**ASSIGNED TASK:** Of the lines below, copy those that hold the word "diane".
[[ INFORMATION open ]]
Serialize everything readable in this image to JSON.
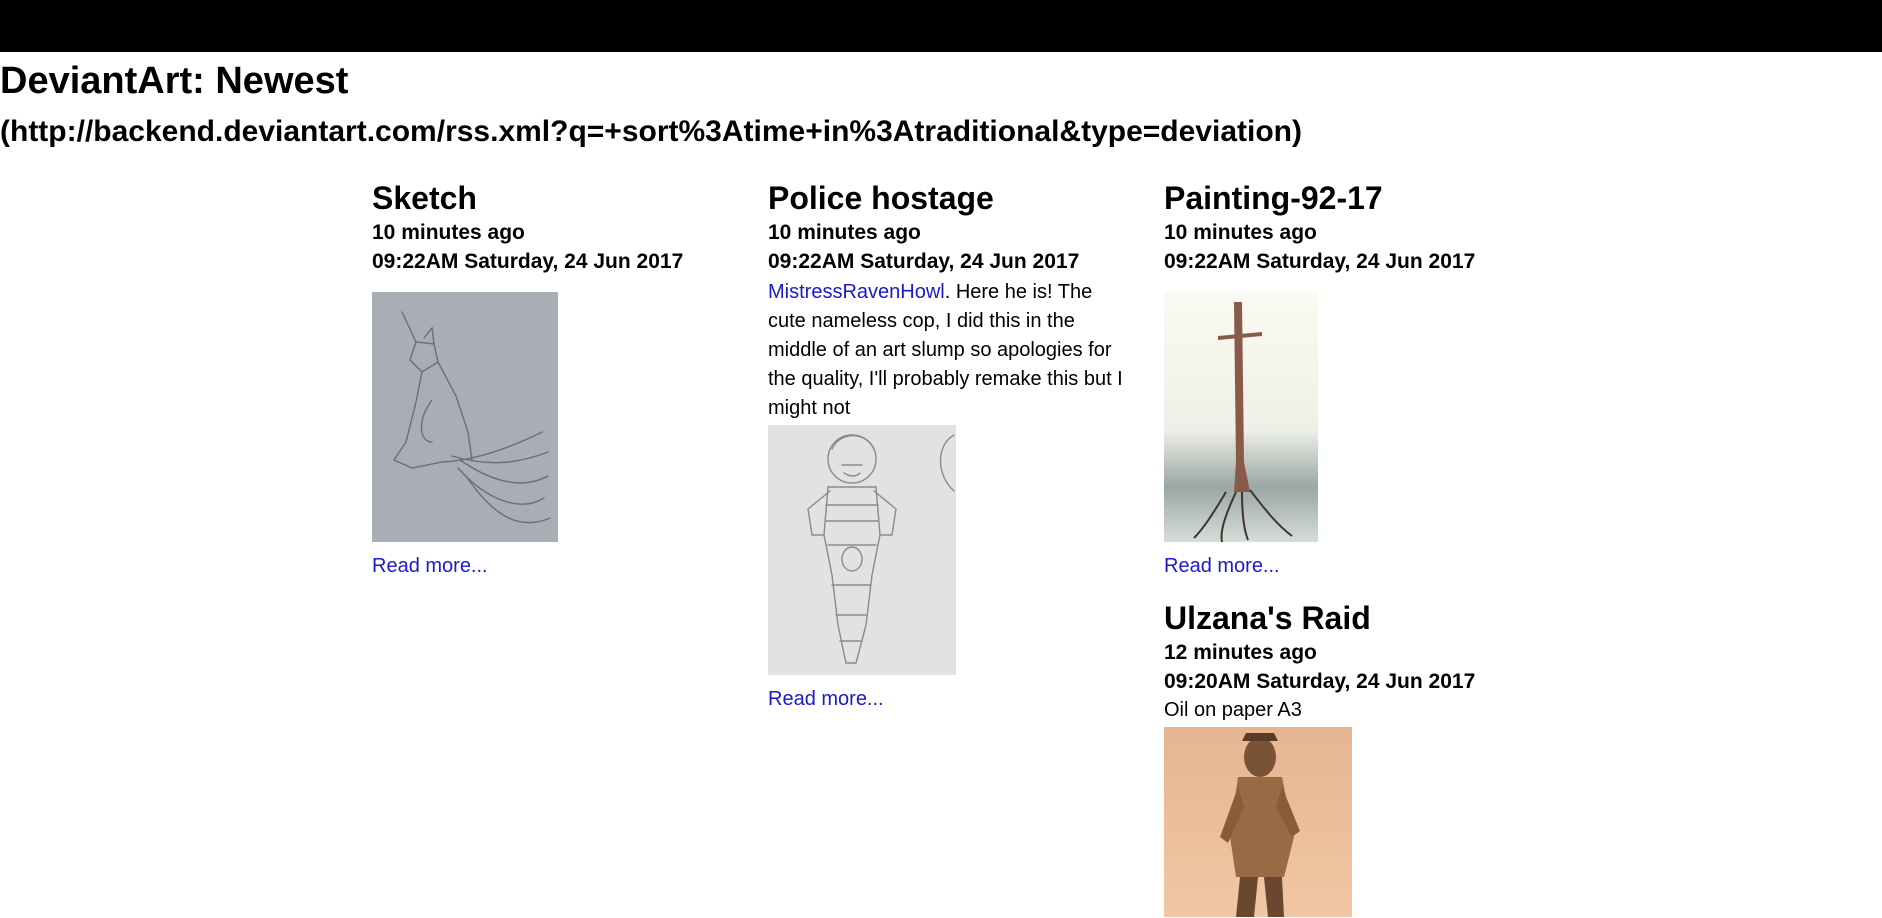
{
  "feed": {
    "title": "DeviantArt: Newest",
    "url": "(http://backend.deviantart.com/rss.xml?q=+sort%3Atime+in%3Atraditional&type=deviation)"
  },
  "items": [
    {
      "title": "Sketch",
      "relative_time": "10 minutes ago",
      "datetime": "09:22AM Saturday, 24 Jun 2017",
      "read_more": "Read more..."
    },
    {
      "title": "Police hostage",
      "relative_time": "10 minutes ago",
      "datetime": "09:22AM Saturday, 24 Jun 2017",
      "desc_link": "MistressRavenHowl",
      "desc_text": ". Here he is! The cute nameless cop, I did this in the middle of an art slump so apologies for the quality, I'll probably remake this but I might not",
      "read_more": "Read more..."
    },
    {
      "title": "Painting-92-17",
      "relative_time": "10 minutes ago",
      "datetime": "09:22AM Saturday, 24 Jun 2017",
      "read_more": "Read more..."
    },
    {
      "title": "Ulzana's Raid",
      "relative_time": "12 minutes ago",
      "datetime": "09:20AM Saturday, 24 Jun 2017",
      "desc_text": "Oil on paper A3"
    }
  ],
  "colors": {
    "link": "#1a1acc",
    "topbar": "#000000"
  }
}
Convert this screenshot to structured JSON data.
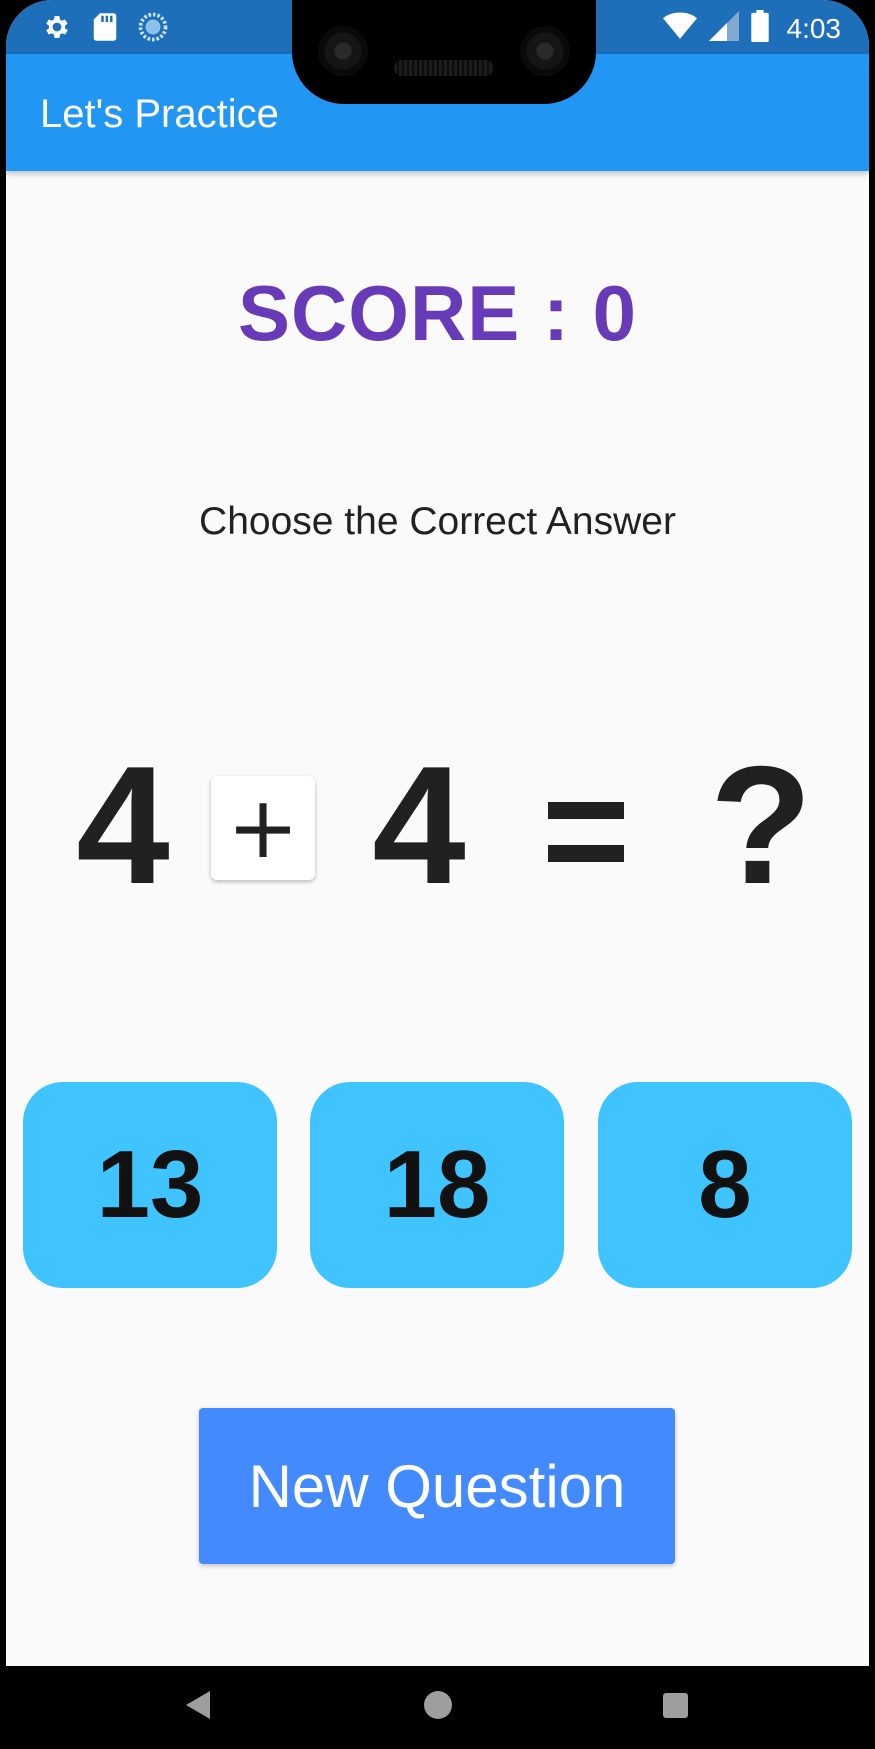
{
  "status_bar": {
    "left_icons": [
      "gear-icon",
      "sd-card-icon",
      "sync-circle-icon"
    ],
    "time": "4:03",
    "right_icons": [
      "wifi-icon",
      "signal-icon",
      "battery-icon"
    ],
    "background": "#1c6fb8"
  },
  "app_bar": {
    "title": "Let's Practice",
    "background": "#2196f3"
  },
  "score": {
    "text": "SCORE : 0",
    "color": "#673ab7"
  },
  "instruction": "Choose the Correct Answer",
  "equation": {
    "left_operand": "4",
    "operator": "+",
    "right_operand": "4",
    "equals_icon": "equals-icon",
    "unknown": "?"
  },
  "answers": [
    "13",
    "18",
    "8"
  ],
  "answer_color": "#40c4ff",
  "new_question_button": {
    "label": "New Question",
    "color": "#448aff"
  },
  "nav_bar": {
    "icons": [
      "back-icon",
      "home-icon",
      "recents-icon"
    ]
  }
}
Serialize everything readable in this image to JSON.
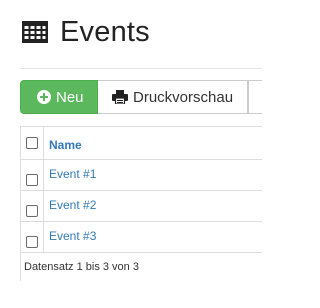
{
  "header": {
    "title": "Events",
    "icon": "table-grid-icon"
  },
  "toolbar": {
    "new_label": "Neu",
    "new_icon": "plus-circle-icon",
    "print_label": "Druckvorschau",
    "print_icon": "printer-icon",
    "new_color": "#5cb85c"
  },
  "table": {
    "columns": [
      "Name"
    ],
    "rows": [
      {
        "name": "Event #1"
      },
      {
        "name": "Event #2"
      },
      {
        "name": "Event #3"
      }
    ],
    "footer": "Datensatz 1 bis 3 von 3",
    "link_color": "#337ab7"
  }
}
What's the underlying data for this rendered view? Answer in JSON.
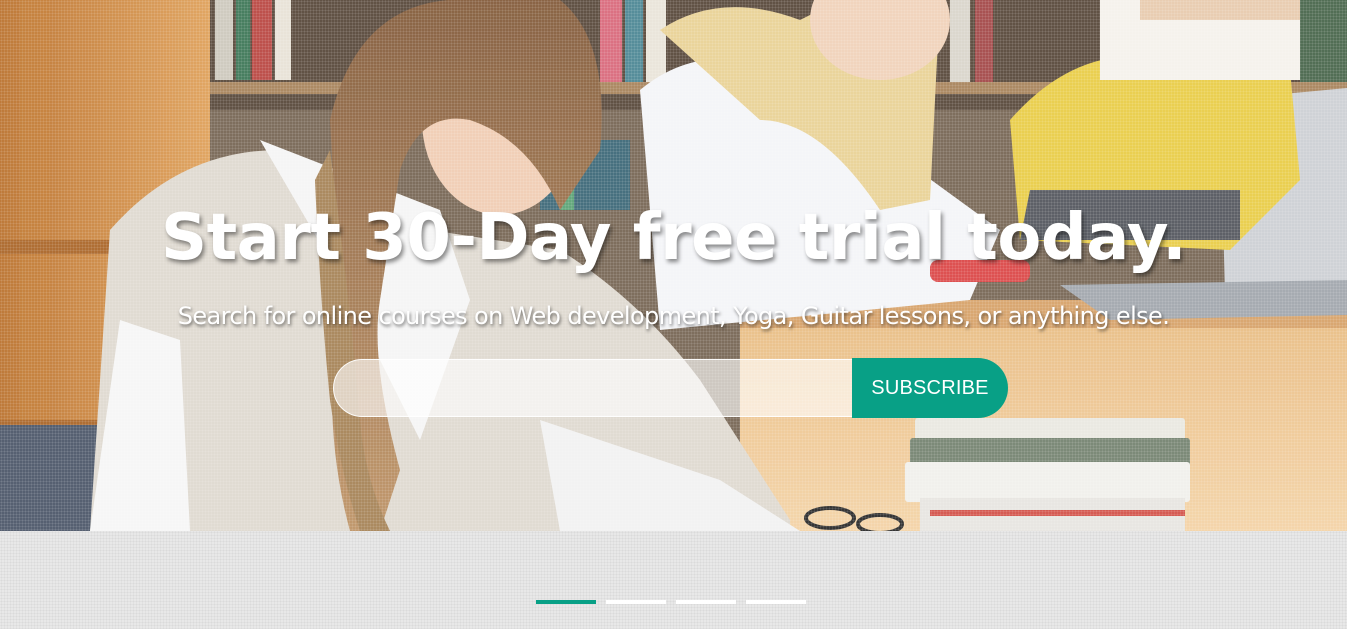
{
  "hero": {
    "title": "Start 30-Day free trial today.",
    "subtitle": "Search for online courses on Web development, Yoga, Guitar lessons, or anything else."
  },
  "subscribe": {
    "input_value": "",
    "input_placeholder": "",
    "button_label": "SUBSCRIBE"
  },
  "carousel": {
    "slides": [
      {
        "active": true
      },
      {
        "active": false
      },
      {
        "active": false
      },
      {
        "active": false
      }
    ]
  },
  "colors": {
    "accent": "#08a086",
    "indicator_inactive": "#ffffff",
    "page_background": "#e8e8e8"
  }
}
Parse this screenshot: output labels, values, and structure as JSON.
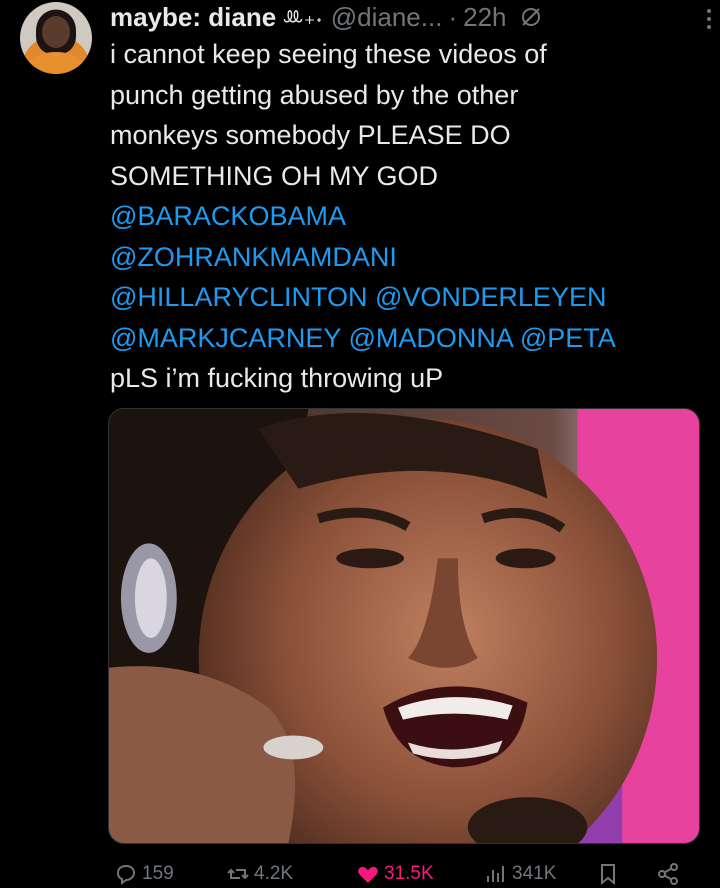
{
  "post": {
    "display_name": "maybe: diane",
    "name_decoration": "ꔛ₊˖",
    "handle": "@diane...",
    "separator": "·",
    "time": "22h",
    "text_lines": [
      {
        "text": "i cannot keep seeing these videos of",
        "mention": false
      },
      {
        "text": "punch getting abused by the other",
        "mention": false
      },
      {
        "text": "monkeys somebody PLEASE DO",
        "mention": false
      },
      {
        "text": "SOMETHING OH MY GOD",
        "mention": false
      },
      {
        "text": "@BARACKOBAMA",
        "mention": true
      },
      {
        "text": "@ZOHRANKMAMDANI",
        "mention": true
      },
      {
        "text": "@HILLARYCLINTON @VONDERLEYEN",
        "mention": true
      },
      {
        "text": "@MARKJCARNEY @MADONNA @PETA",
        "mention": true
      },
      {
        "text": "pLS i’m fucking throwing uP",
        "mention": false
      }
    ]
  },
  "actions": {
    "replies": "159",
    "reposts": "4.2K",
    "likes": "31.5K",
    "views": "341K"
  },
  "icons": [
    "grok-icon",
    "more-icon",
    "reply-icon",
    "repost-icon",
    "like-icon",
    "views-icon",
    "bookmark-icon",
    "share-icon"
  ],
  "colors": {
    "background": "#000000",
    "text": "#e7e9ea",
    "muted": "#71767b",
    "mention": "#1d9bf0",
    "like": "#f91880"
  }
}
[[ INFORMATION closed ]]
**RESULT FOR THIS EXERCISE:**
    "display_name": "maybe: diane",
    "handle": "@diane...",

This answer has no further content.